Seamless collaboration is another key to successful remote work. In addition to deploying unified communication tools like Microsoft Teams video chat, online collaboration requires culture change. Some people think being on video is invasive, because you’re seeing their homes. Having a dedicated space to work and helping family or roommates understand what signals that you’re on a video call (door closed, for example) is one way to overcome this hesitancy. Teach your employees what’s appropriate for video calls for internal meetings versus client meetings. While your office dress code may be greatly relaxed for the work from home (WFH) environment, you may want to specify what is and isn’t acceptable for a video call with prospects, investors, and vendors. Get your team used to video first mode. It shows you’re there and you’re paying 100% attention.
Remote Work Challenges: Productivity

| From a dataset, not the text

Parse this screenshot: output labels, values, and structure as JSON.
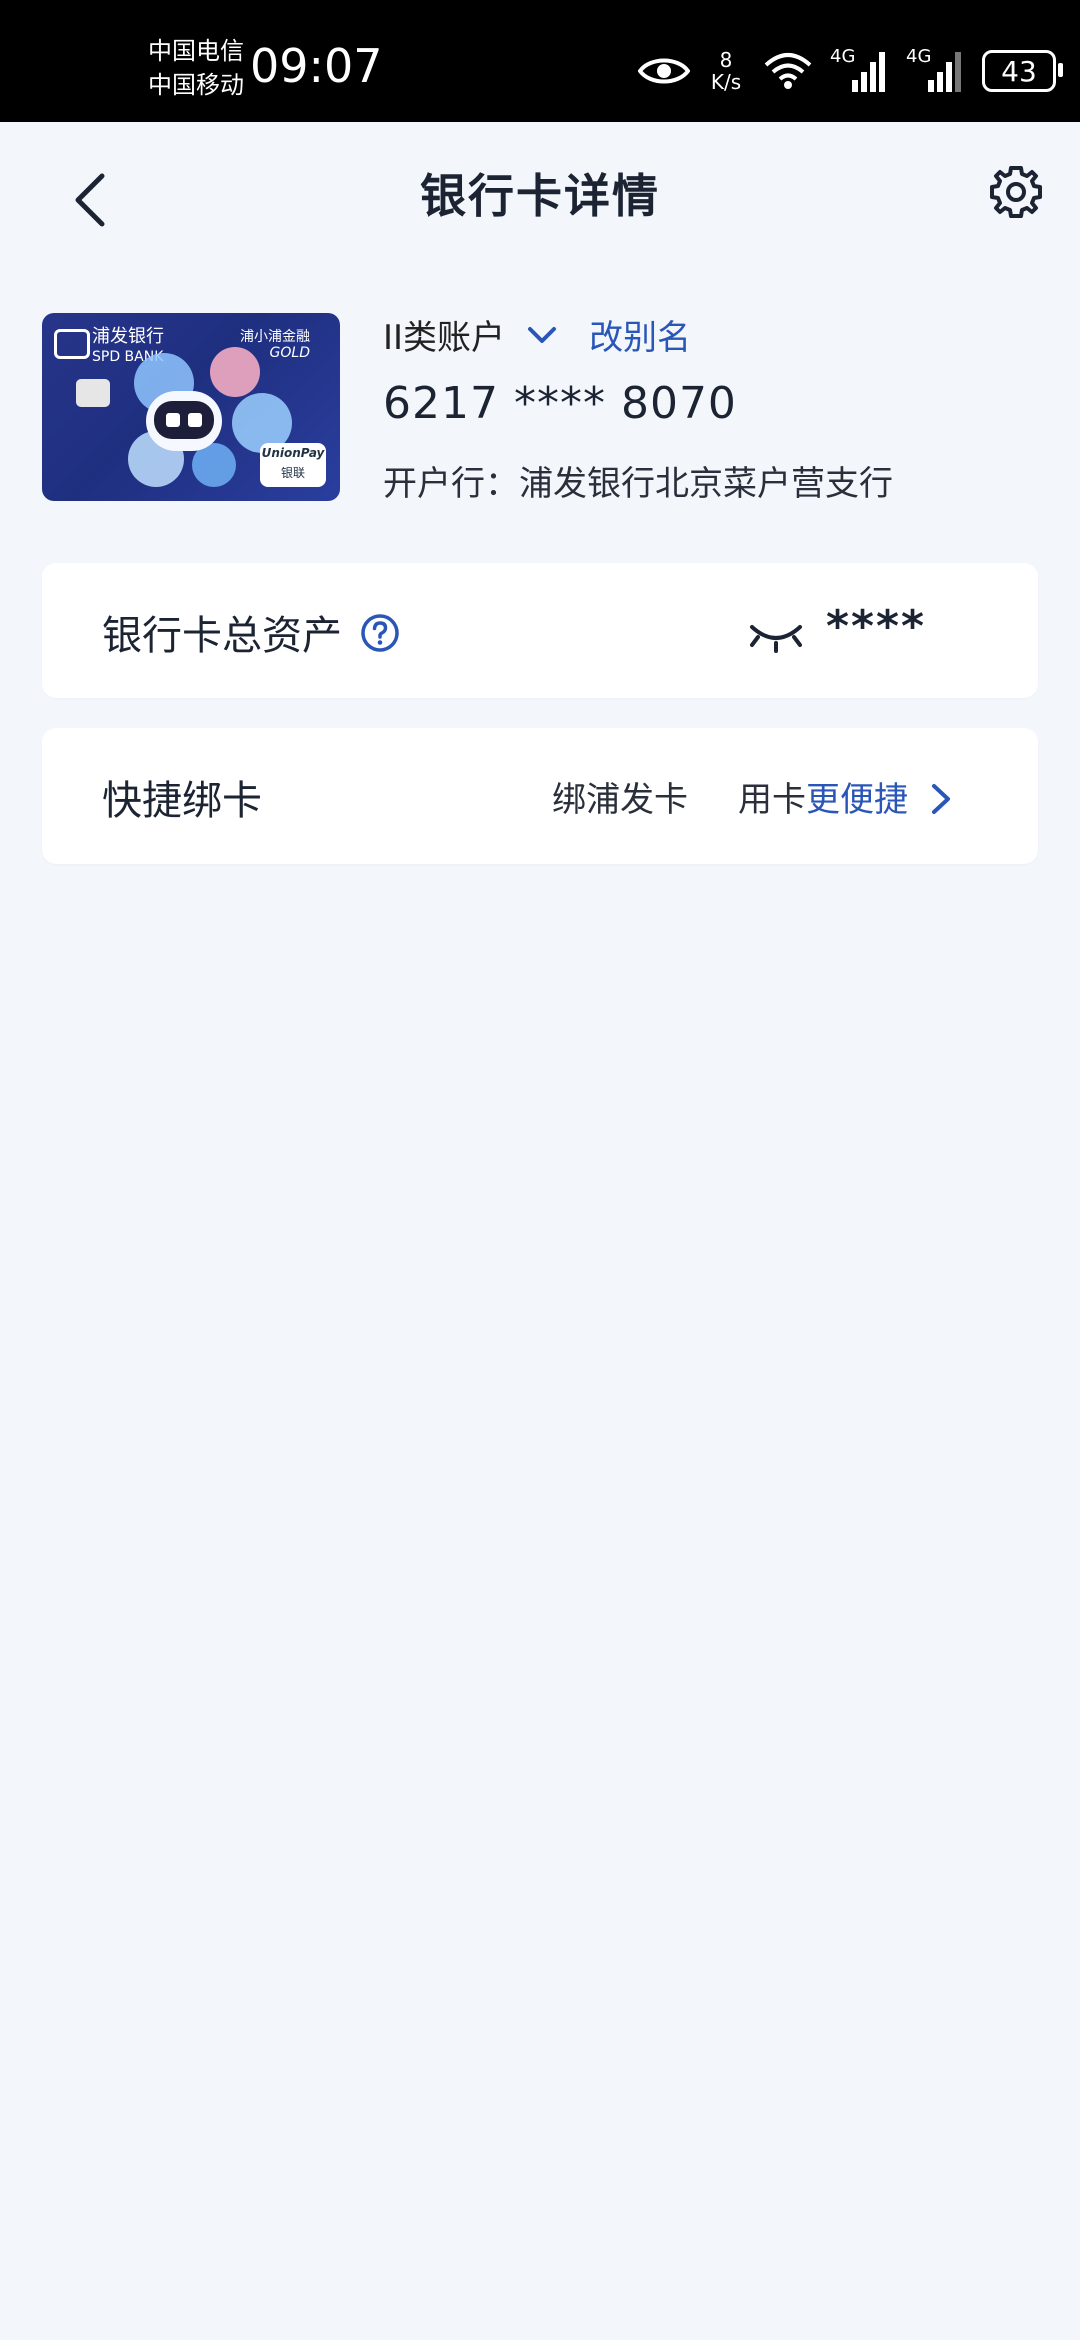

How do you verify your team is being productive at home? In our case, the support team’s schedule is managed by a dispatcher. A ticket status system provides validation that they’re working and insight to what they’re working on. There’s constant communication with the dispatcher about their status and availability. We put policies in place about how team members are to communicate. First thing in the morning, they log in to all their communication apps, including a board that shows who is working, called Simple In/Out. They click out for lunch and so forth. It’s tied to Teams, so you can tell if the team member is available. It’s useful for managers and dispatchers.
Bottom line, communicate what’s expected and be ready to call people out or coach them as needed. Provide guidance on practical ways to stay available, even if they have to take a minute for a domestic task. We all have phones, right? They can stay connected. For remote work to keep working, you have to communicate exactly what is expected of everyone. Let them know it’s not free time. We have schedules to uphold.
Remote Work Challenges: Reviews
I’ve been asked about handling performance reviews with remote employees. As with office-based staff, it should be based on metrics tied to their job descriptions and take into account “the story behind the number” if they are not reaching the expected metric. It might be easier to understand what’s going on with an employee you see at the office every day, to whatever degree they are performing. If you don’t see them or speak with them as often as you’d like, ask them to include documentation to support exceptional performance.
The Future Work Environment is Hybrid
As for the future of remote work, based on job roles, I don’t see the work environment completely coming back to the office. In many cases, there’s no need. People involved in manufacturing, inventory, healthcare, and service industries may need to be on site, but with things like drop shipping and telemedicine, even some of that could be reduced. Some companies have had employees move to different states to be closer to family, and they may not want to move back. A recent Forbes article stated that 97% of employees surveyed don’t want to return to the office full-time.
Collaboration will get even better as more people get used to it. I’d say no one thing will change the work world, it’ll be a lot of little things. I predict that at home and at offices, telephone handsets will fade away. With phones working flawlessly through computers, we don’t need handsets.
Realistically, I see office work going into a hybrid mode, where people go into the office maybe two days a week. This may be driven by management style preferences, though I’ve observed some managers who were strongly opposed to remote work a year ago now understand the benefits. Once you have a good space in your home with a desk and a good chair, you’re set. You have your office. For people without a spare room to convert, much can still be done to set boundaries within a shared space and make it “the office” during work hours.